When I was a little girl, my siblings and I had a couple of pet lambs. Dad brought them home and made a bed of straw for the little twins on the closed-in porch. We fed Jack and Jill with a bottle of Purina formula that Mom mixed up in the kitchen. I never noticed any smell anything other than the sweet smell of oat straw, lanolin and lamb’s wool. We had many pets, all with names, all with some type of practical function. Jack and Jill were the only pets we had that were there just to cuddle and baby; or so I thought.

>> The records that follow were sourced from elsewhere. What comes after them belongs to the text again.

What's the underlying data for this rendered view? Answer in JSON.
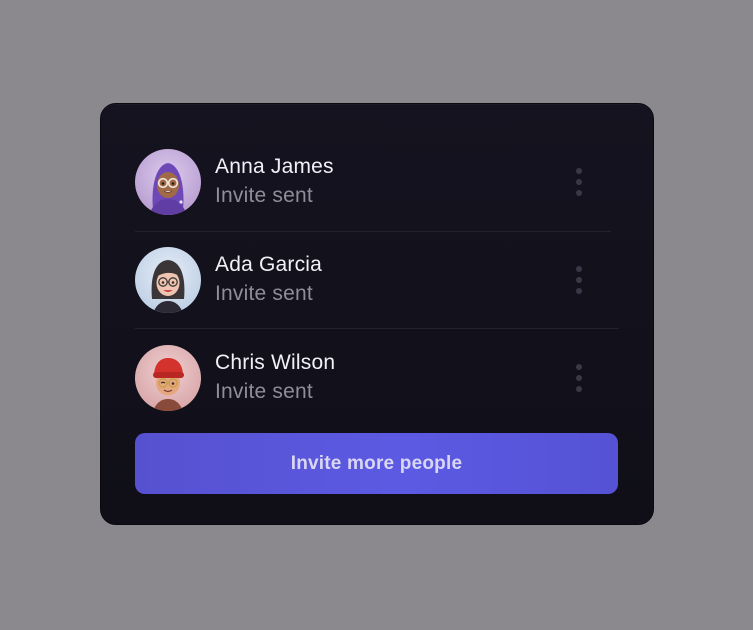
{
  "invites": [
    {
      "name": "Anna James",
      "status": "Invite sent",
      "avatar_icon": "memoji-hijab-glasses-avatar",
      "avatar_bg": "#c7b0dc"
    },
    {
      "name": "Ada Garcia",
      "status": "Invite sent",
      "avatar_icon": "memoji-glasses-avatar",
      "avatar_bg": "#cfdcec"
    },
    {
      "name": "Chris Wilson",
      "status": "Invite sent",
      "avatar_icon": "memoji-red-beanie-avatar",
      "avatar_bg": "#e2b6b8"
    }
  ],
  "more_icon": "kebab-vertical-icon",
  "invite_button_label": "Invite more people",
  "colors": {
    "backdrop": "#8b888e",
    "card": "#13121c",
    "accent": "#5c5ae3",
    "name_text": "#f1f0f6",
    "status_text": "#8f8d99"
  }
}
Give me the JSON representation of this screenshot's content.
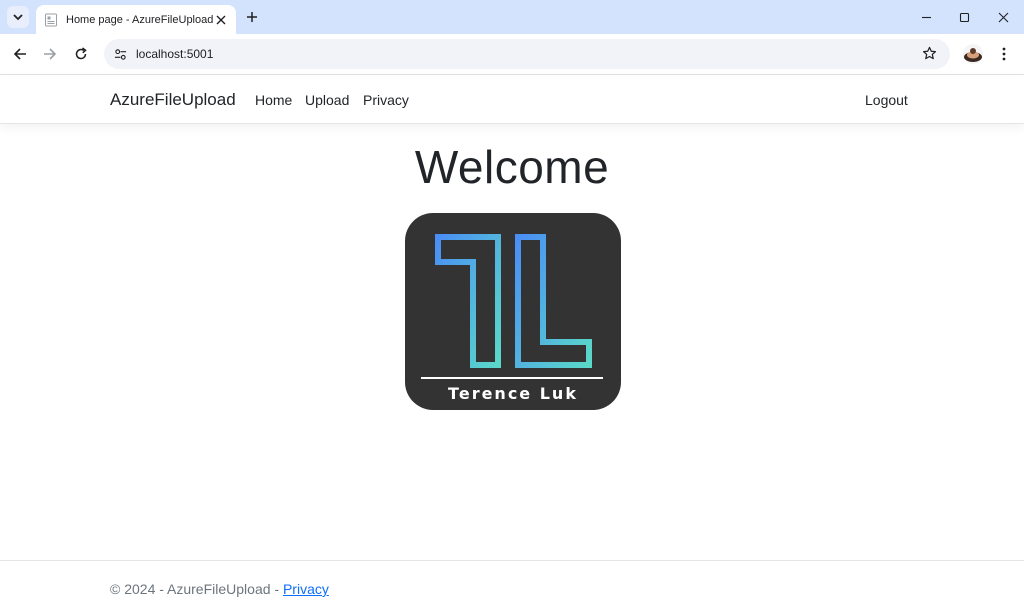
{
  "browser": {
    "tab_title": "Home page - AzureFileUpload",
    "url": "localhost:5001"
  },
  "site": {
    "brand": "AzureFileUpload",
    "nav": {
      "home": "Home",
      "upload": "Upload",
      "privacy": "Privacy",
      "logout": "Logout"
    }
  },
  "main": {
    "heading": "Welcome",
    "logo": {
      "text": "Terence Luk",
      "background": "#333333",
      "gradient_start": "#4a8ff5",
      "gradient_end": "#5ad8c8"
    }
  },
  "footer": {
    "copyright": "© 2024 - AzureFileUpload - ",
    "privacy_link": "Privacy"
  },
  "colors": {
    "chrome_bg": "#d3e3fd",
    "link": "#0d6efd",
    "muted_text": "#6c757d"
  }
}
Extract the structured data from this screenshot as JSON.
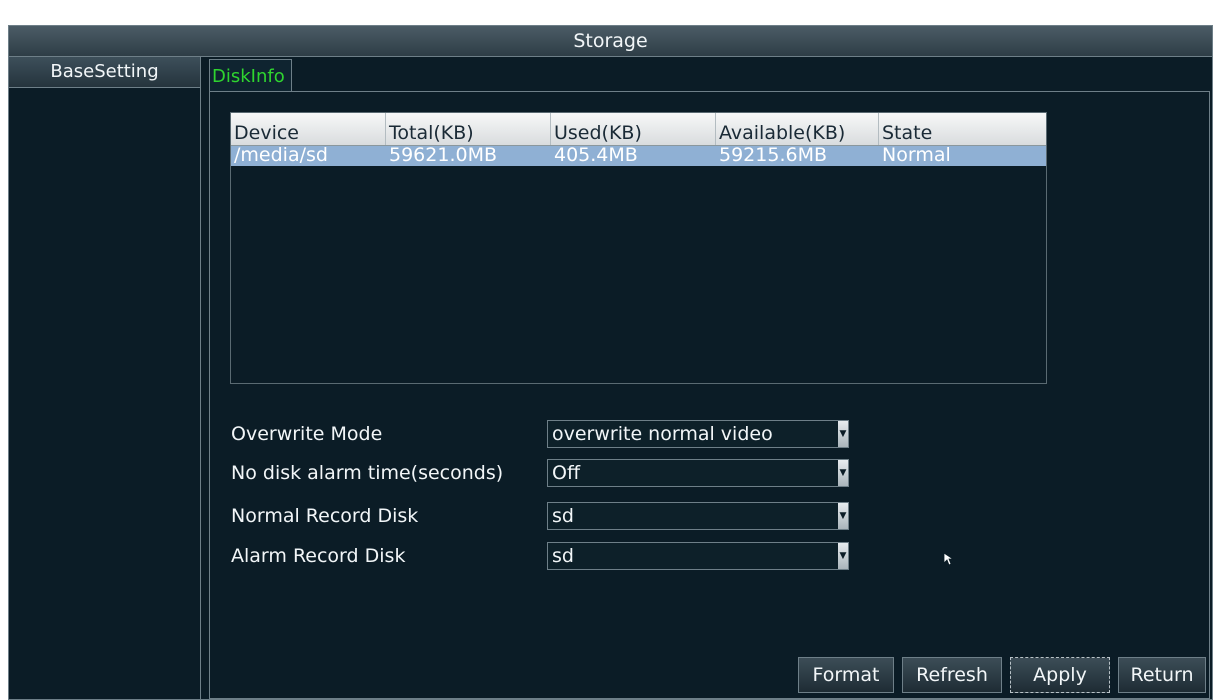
{
  "window": {
    "title": "Storage"
  },
  "sidebar": {
    "items": [
      {
        "label": "BaseSetting"
      }
    ]
  },
  "tabs": [
    {
      "label": "DiskInfo",
      "active": true
    }
  ],
  "disk_table": {
    "headers": [
      "Device",
      "Total(KB)",
      "Used(KB)",
      "Available(KB)",
      "State"
    ],
    "rows": [
      {
        "device": "/media/sd",
        "total": "59621.0MB",
        "used": "405.4MB",
        "available": "59215.6MB",
        "state": "Normal",
        "selected": true
      }
    ]
  },
  "form": {
    "overwrite_mode": {
      "label": "Overwrite Mode",
      "value": "overwrite normal video"
    },
    "no_disk_alarm": {
      "label": "No disk alarm time(seconds)",
      "value": "Off"
    },
    "normal_record_disk": {
      "label": "Normal Record Disk",
      "value": "sd"
    },
    "alarm_record_disk": {
      "label": "Alarm Record Disk",
      "value": "sd"
    }
  },
  "buttons": {
    "format": "Format",
    "refresh": "Refresh",
    "apply": "Apply",
    "return": "Return"
  },
  "icons": {
    "dropdown": "chevron-down-icon",
    "cursor": "mouse-pointer-icon"
  },
  "colors": {
    "background": "#0b1c26",
    "tab_text": "#2fd52f",
    "selected_row": "#8fb0d4",
    "border": "#6e7f88"
  }
}
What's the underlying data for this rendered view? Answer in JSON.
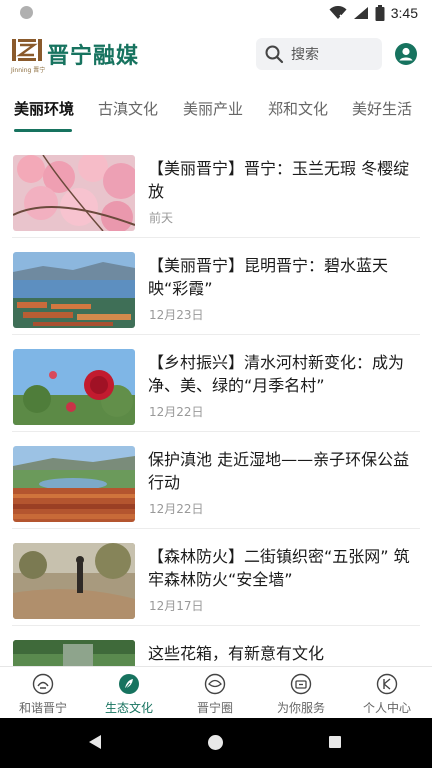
{
  "status_bar": {
    "time": "3:45",
    "icons": [
      "wifi-icon",
      "signal-icon",
      "battery-icon"
    ]
  },
  "header": {
    "logo_text": "晋宁融媒",
    "logo_subtext": "Jinning 晋宁",
    "search_placeholder": "搜索",
    "accent_color": "#17735f"
  },
  "tabs": [
    {
      "label": "美丽环境",
      "active": true
    },
    {
      "label": "古滇文化",
      "active": false
    },
    {
      "label": "美丽产业",
      "active": false
    },
    {
      "label": "郑和文化",
      "active": false
    },
    {
      "label": "美好生活",
      "active": false
    }
  ],
  "articles": [
    {
      "title": "【美丽晋宁】晋宁：玉兰无瑕 冬樱绽放",
      "date": "前天",
      "thumb": "cherry-blossom"
    },
    {
      "title": "【美丽晋宁】昆明晋宁：碧水蓝天映“彩霞”",
      "date": "12月23日",
      "thumb": "lake-aerial"
    },
    {
      "title": "【乡村振兴】清水河村新变化：成为净、美、绿的“月季名村”",
      "date": "12月22日",
      "thumb": "rose"
    },
    {
      "title": "保护滇池 走近湿地——亲子环保公益行动",
      "date": "12月22日",
      "thumb": "wetland"
    },
    {
      "title": "【森林防火】二街镇织密“五张网” 筑牢森林防火“安全墙”",
      "date": "12月17日",
      "thumb": "forest"
    },
    {
      "title": "这些花箱，有新意有文化",
      "date": "",
      "thumb": "flower-box"
    }
  ],
  "bottom_nav": [
    {
      "label": "和谐晋宁",
      "icon": "harmony-icon",
      "active": false
    },
    {
      "label": "生态文化",
      "icon": "ecology-icon",
      "active": true
    },
    {
      "label": "晋宁圈",
      "icon": "circle-icon",
      "active": false
    },
    {
      "label": "为你服务",
      "icon": "service-icon",
      "active": false
    },
    {
      "label": "个人中心",
      "icon": "profile-icon",
      "active": false
    }
  ]
}
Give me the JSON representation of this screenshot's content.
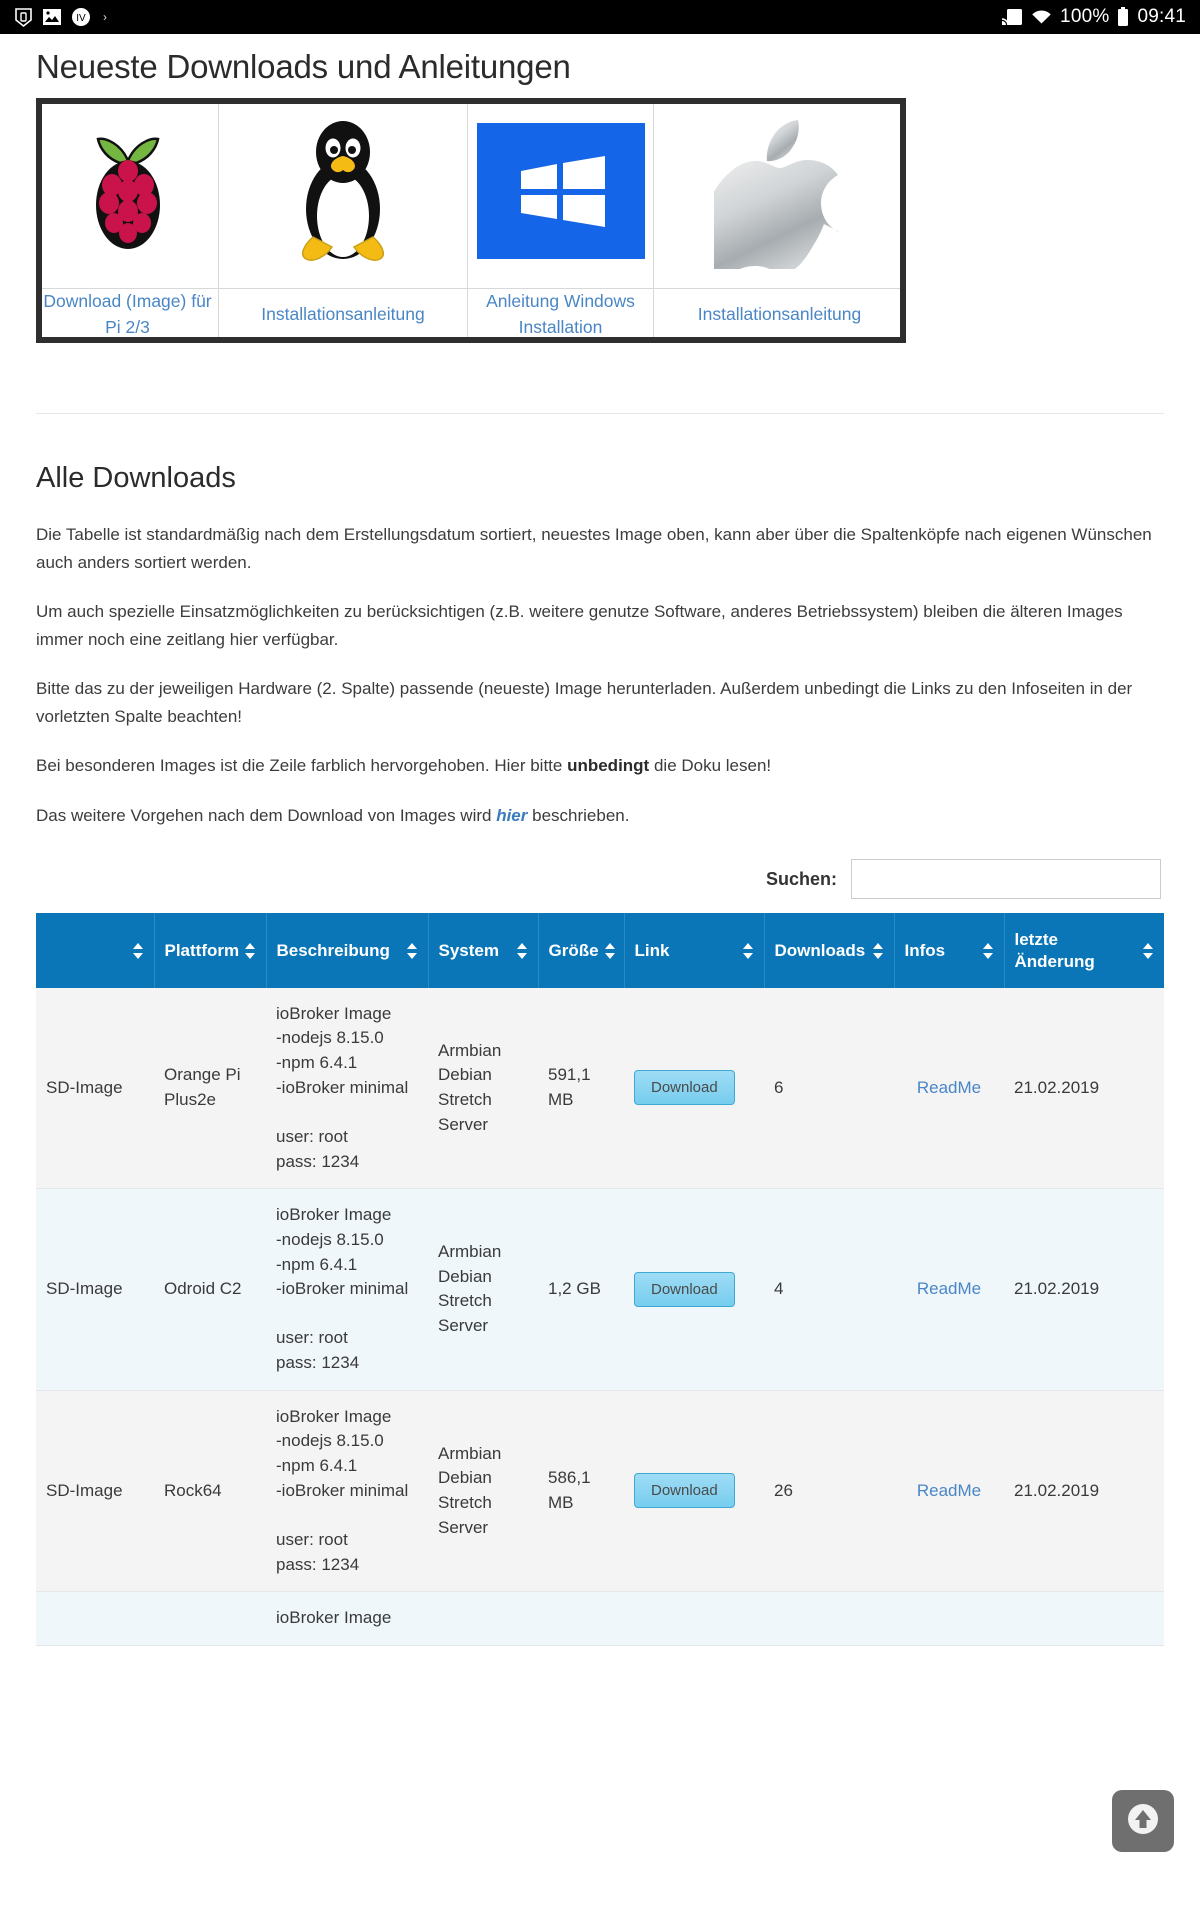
{
  "statusbar": {
    "icons": [
      "shield-icon",
      "image-icon",
      "iv-badge-icon",
      "dot-icon"
    ],
    "cast_icon": "screen-cast-icon",
    "wifi_icon": "wifi-icon",
    "battery_text": "100%",
    "battery_icon": "battery-full-icon",
    "time": "09:41"
  },
  "header": {
    "title": "Neueste Downloads und Anleitungen"
  },
  "featured": {
    "cells": [
      {
        "icon": "raspberry-pi-logo",
        "link": "Download (Image) für Pi 2/3"
      },
      {
        "icon": "linux-tux-logo",
        "link": "Installationsanleitung"
      },
      {
        "icon": "windows-logo",
        "link": "Anleitung Windows Installation"
      },
      {
        "icon": "apple-logo",
        "link": "Installationsanleitung"
      }
    ]
  },
  "section": {
    "title": "Alle Downloads",
    "paragraphs": [
      "Die Tabelle ist standardmäßig nach dem Erstellungsdatum sortiert, neuestes Image oben, kann aber über die Spaltenköpfe nach eigenen Wünschen auch anders sortiert werden.",
      "Um auch spezielle Einsatzmöglichkeiten zu berücksichtigen (z.B. weitere genutze Software, anderes Betriebssystem) bleiben die älteren Images immer noch eine zeitlang hier verfügbar.",
      "Bitte das zu der jeweiligen Hardware (2. Spalte) passende (neueste) Image herunterladen. Außerdem unbedingt die Links zu den Infoseiten in der vorletzten Spalte beachten!"
    ],
    "para_bold_prefix": "Bei besonderen Images ist die Zeile farblich hervorgehoben. Hier bitte ",
    "para_bold_word": "unbedingt",
    "para_bold_suffix": " die Doku lesen!",
    "para_link_prefix": "Das weitere Vorgehen nach dem Download von Images wird ",
    "para_link_word": "hier",
    "para_link_suffix": " beschrieben."
  },
  "search": {
    "label": "Suchen:",
    "value": "",
    "placeholder": ""
  },
  "table": {
    "columns": [
      {
        "label": "",
        "sortable": true
      },
      {
        "label": "Plattform",
        "sortable": true
      },
      {
        "label": "Beschreibung",
        "sortable": true
      },
      {
        "label": "System",
        "sortable": true
      },
      {
        "label": "Größe",
        "sortable": true
      },
      {
        "label": "Link",
        "sortable": true
      },
      {
        "label": "Downloads",
        "sortable": true
      },
      {
        "label": "Infos",
        "sortable": true
      },
      {
        "label": "letzte Änderung",
        "sortable": true
      }
    ],
    "rows": [
      {
        "style": "plain",
        "type": "SD-Image",
        "platform": "Orange Pi Plus2e",
        "description": "ioBroker Image\n-nodejs 8.15.0\n-npm 6.4.1\n-ioBroker minimal\n\nuser: root\npass: 1234",
        "system": "Armbian Debian Stretch Server",
        "size": "591,1 MB",
        "link_label": "Download",
        "downloads": "6",
        "infos": "ReadMe",
        "changed": "21.02.2019"
      },
      {
        "style": "highlight",
        "type": "SD-Image",
        "platform": "Odroid C2",
        "description": "ioBroker Image\n-nodejs 8.15.0\n-npm 6.4.1\n-ioBroker minimal\n\nuser: root\npass: 1234",
        "system": "Armbian Debian Stretch Server",
        "size": "1,2 GB",
        "link_label": "Download",
        "downloads": "4",
        "infos": "ReadMe",
        "changed": "21.02.2019"
      },
      {
        "style": "plain",
        "type": "SD-Image",
        "platform": "Rock64",
        "description": "ioBroker Image\n-nodejs 8.15.0\n-npm 6.4.1\n-ioBroker minimal\n\nuser: root\npass: 1234",
        "system": "Armbian Debian Stretch Server",
        "size": "586,1 MB",
        "link_label": "Download",
        "downloads": "26",
        "infos": "ReadMe",
        "changed": "21.02.2019"
      },
      {
        "style": "highlight",
        "type": "",
        "platform": "",
        "description": "ioBroker Image",
        "system": "",
        "size": "",
        "link_label": "",
        "downloads": "",
        "infos": "",
        "changed": ""
      }
    ]
  },
  "to_top": {
    "icon": "arrow-up-circle-icon"
  },
  "colors": {
    "table_header": "#0a76b8",
    "link": "#4a86c5",
    "highlight_row": "#eff7fb",
    "plain_row": "#f4f4f4"
  }
}
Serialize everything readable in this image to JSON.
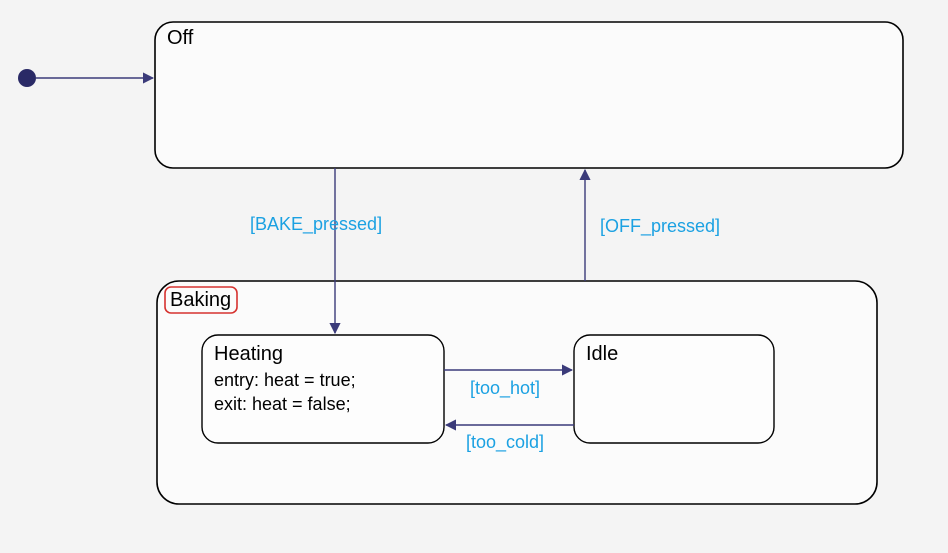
{
  "diagram": {
    "states": {
      "off": {
        "name": "Off"
      },
      "baking": {
        "name": "Baking",
        "substates": {
          "heating": {
            "name": "Heating",
            "entry": "entry: heat = true;",
            "exit": "exit: heat = false;"
          },
          "idle": {
            "name": "Idle"
          }
        }
      }
    },
    "transitions": {
      "initial_to_off": {
        "guard": ""
      },
      "off_to_baking": {
        "guard": "[BAKE_pressed]"
      },
      "baking_to_off": {
        "guard": "[OFF_pressed]"
      },
      "heating_to_idle": {
        "guard": "[too_hot]"
      },
      "idle_to_heating": {
        "guard": "[too_cold]"
      }
    }
  }
}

We had cows for milk: Bell and Lightfoot. We had a sow, Red Rose, for giving us a passel of piglets for sale and for bacon. We had cats for keeping mice out of the barn; I claimed Davey, a grey tabby, as mine. We had a dog for companionship and for guarding the house. Nickie was a big German Shepherd that belonged to all of us, but who made it known my sister Bonita was her owner. We even named the steers we raised for meat.
By this time in my life, all the aunts and uncles, cousins and friends had moved out of our house and on to homes of their own, and we began to expand and fill the farmhouse. Now I had three sisters: Deanna, Bonita, and Vickie, and one much-celebrated brother, Loren. Most likely a baby was on the way, or would be soon. For fifteen years there was always someone just off-stage waiting to make their début.
Jill, the weaker of the twin lambs, died within a fortnight. I went to school that day. “Jill died last night.” I sobbed to the teacher.
“What!” the teacher jumped up in alarm, knelt at my feet and wrapped her arms around me. “Your sister died.”
“Jill. My lamb. She died last night.” I said, wiping my eyes. The teacher loosened her grip and let her breath out slowly. Se said was sorry and told me to sit down.
All of my affection and care showered upon Jack. In spite of his robustness, I feared his days might be numbered, too. By Spring and all through the summer Jack followed us everywhere. He’d even let us ride him, although he got so wide across, that after a while he was difficult to straddle. I guess Jack missed us when we went back to school that Fall, because he often followed us down the drive to wait for the bus. Some mornings we had to take him back to the house more than once, and we argued about who had to do it this time. One day, just as the bus door opened, Jack made a bee-line down the drive, and as if with single-minded purpose, clamored right up the stairs and onto the bus. Deanna had to take control and get him back to the house. “Deanna had a Little Lamb, Little Lamb”, all the kids laughed at that one. She was so embarrassed.
Jack had one bad habit, which we all thought was hilarious. If he saw anyone bending over, he’d lower his head, run, and butt them right in the butt, sending the victim sprawling. Lightweight kids are like straw tossed in the air; we thought it was great fun, suffering only fleeting pain and a few minor bruises. So we encouraged Jack, and sprung the joke on unsuspecting neighbor kids anytime we could. One day Uncle Gene, Mom’s brother came to visit. This may have been the only time Uncle Gene visited our house, so it was noteworthy in and of itself. Now, Uncle Gene was also known as Mean Uncle Gene for his tricks and practical jokes, which we kids didn’t always understand, like the time he told all scowly and gruff, to stay off his driveway, because he had just planted grass there. We were outside playing with Jack close at our heels, or you might say we were spying, ’cause when we saw Uncle Gene, we dropped behind the hydrangea bushes and hid. Uncle Gene came over to borrow the garden hose, we deciphered, as he bent over to roll the hose into a nice neat coil. You can guess what happened next. Yessir. Jack flattened Uncle Gene. The three older girls, Deanna, Bonita, and I, clasped our hands over our mouths so he couldn’t hear us giggle, and crouched in those bushes trying hard not to move a muscle. We must have looked like those three little monkey, only we all mimed ‘speak no evil’. Uncle Gene got up, rubbed his behind, and looked around. As far as I know, he never saw us.
By winter, Jack was ready to leave us. Dad told us he sold Jack, he did not go to the butcher. Still, being quite accustomed to having some of our farm pets show up on the dinner table, we did not quite trust him. Every night right after the blessing, one of us would look at our plate and say, “Is this Jack?”
We had a great time telling that story of Jack and Uncle Gene over the supper table that night, and for many nights after that. Mom tells us that was not Jack on the table, that we traded him for some other mutton. Mom always shakes her head and tells us, even now, we should have stopped Jack from flattening Uncle Gene. At the same time she can hardly keep the corners of her mouth from curling into a grin, and her dancing eyes give away her amusement. After many years, I now know that her brother Gene pulled many tricks on her when she was a girl, like putting ants in her bed. Those will be stories for another day.